Collected data entries

^^^^^^^^

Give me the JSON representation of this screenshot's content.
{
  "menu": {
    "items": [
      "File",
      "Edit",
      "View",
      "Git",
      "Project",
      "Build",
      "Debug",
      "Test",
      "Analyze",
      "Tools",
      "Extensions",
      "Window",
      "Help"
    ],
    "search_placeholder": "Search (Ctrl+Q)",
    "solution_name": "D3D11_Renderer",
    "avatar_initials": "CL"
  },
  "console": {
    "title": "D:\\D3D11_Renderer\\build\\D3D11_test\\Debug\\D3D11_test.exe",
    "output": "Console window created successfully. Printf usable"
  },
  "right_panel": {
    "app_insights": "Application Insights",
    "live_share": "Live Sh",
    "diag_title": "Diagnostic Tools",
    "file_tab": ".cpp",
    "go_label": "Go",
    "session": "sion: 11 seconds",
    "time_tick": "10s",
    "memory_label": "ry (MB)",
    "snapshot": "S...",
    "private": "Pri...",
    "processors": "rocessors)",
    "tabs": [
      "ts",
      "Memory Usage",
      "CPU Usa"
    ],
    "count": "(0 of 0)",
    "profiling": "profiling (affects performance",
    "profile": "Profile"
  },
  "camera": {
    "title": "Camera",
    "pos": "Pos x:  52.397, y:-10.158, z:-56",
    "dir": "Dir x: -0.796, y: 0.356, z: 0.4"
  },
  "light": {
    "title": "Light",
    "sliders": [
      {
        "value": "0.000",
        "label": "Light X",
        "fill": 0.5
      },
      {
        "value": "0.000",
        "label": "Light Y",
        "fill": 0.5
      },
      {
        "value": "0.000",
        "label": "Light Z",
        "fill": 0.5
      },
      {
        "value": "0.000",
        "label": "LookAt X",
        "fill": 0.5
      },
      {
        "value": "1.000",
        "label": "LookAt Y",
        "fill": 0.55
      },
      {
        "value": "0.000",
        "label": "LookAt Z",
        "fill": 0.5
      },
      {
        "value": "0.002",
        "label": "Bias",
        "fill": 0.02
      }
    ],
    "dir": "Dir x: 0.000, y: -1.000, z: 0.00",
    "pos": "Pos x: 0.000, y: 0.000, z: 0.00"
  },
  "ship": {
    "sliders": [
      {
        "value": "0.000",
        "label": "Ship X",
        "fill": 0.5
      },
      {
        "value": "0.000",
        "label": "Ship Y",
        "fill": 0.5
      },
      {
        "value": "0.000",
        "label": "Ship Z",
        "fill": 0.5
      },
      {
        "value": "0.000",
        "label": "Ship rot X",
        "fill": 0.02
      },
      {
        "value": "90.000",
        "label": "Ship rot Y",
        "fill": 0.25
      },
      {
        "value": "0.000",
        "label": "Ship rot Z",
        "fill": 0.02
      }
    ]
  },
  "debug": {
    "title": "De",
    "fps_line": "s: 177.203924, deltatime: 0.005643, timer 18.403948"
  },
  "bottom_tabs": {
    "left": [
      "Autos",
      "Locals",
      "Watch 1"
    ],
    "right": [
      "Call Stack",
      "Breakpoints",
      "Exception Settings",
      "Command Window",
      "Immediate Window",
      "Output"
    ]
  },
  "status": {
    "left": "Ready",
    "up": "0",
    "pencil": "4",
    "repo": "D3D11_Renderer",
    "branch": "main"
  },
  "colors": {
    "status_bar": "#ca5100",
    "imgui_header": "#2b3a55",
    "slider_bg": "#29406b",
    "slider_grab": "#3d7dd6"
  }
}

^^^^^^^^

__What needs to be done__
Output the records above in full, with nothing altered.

__Output for this task__
Give me the JSON representation of this screenshot's content.
{
  "menu": {
    "items": [
      "File",
      "Edit",
      "View",
      "Git",
      "Project",
      "Build",
      "Debug",
      "Test",
      "Analyze",
      "Tools",
      "Extensions",
      "Window",
      "Help"
    ],
    "search_placeholder": "Search (Ctrl+Q)",
    "solution_name": "D3D11_Renderer",
    "avatar_initials": "CL"
  },
  "console": {
    "title": "D:\\D3D11_Renderer\\build\\D3D11_test\\Debug\\D3D11_test.exe",
    "output": "Console window created successfully. Printf usable"
  },
  "right_panel": {
    "app_insights": "Application Insights",
    "live_share": "Live Sh",
    "diag_title": "Diagnostic Tools",
    "file_tab": ".cpp",
    "go_label": "Go",
    "session": "sion: 11 seconds",
    "time_tick": "10s",
    "memory_label": "ry (MB)",
    "snapshot": "S...",
    "private": "Pri...",
    "processors": "rocessors)",
    "tabs": [
      "ts",
      "Memory Usage",
      "CPU Usa"
    ],
    "count": "(0 of 0)",
    "profiling": "profiling (affects performance",
    "profile": "Profile"
  },
  "camera": {
    "title": "Camera",
    "pos": "Pos x:  52.397, y:-10.158, z:-56",
    "dir": "Dir x: -0.796, y: 0.356, z: 0.4"
  },
  "light": {
    "title": "Light",
    "sliders": [
      {
        "value": "0.000",
        "label": "Light X",
        "fill": 0.5
      },
      {
        "value": "0.000",
        "label": "Light Y",
        "fill": 0.5
      },
      {
        "value": "0.000",
        "label": "Light Z",
        "fill": 0.5
      },
      {
        "value": "0.000",
        "label": "LookAt X",
        "fill": 0.5
      },
      {
        "value": "1.000",
        "label": "LookAt Y",
        "fill": 0.55
      },
      {
        "value": "0.000",
        "label": "LookAt Z",
        "fill": 0.5
      },
      {
        "value": "0.002",
        "label": "Bias",
        "fill": 0.02
      }
    ],
    "dir": "Dir x: 0.000, y: -1.000, z: 0.00",
    "pos": "Pos x: 0.000, y: 0.000, z: 0.00"
  },
  "ship": {
    "sliders": [
      {
        "value": "0.000",
        "label": "Ship X",
        "fill": 0.5
      },
      {
        "value": "0.000",
        "label": "Ship Y",
        "fill": 0.5
      },
      {
        "value": "0.000",
        "label": "Ship Z",
        "fill": 0.5
      },
      {
        "value": "0.000",
        "label": "Ship rot X",
        "fill": 0.02
      },
      {
        "value": "90.000",
        "label": "Ship rot Y",
        "fill": 0.25
      },
      {
        "value": "0.000",
        "label": "Ship rot Z",
        "fill": 0.02
      }
    ]
  },
  "debug": {
    "title": "De",
    "fps_line": "s: 177.203924, deltatime: 0.005643, timer 18.403948"
  },
  "bottom_tabs": {
    "left": [
      "Autos",
      "Locals",
      "Watch 1"
    ],
    "right": [
      "Call Stack",
      "Breakpoints",
      "Exception Settings",
      "Command Window",
      "Immediate Window",
      "Output"
    ]
  },
  "status": {
    "left": "Ready",
    "up": "0",
    "pencil": "4",
    "repo": "D3D11_Renderer",
    "branch": "main"
  },
  "colors": {
    "status_bar": "#ca5100",
    "imgui_header": "#2b3a55",
    "slider_bg": "#29406b",
    "slider_grab": "#3d7dd6"
  }
}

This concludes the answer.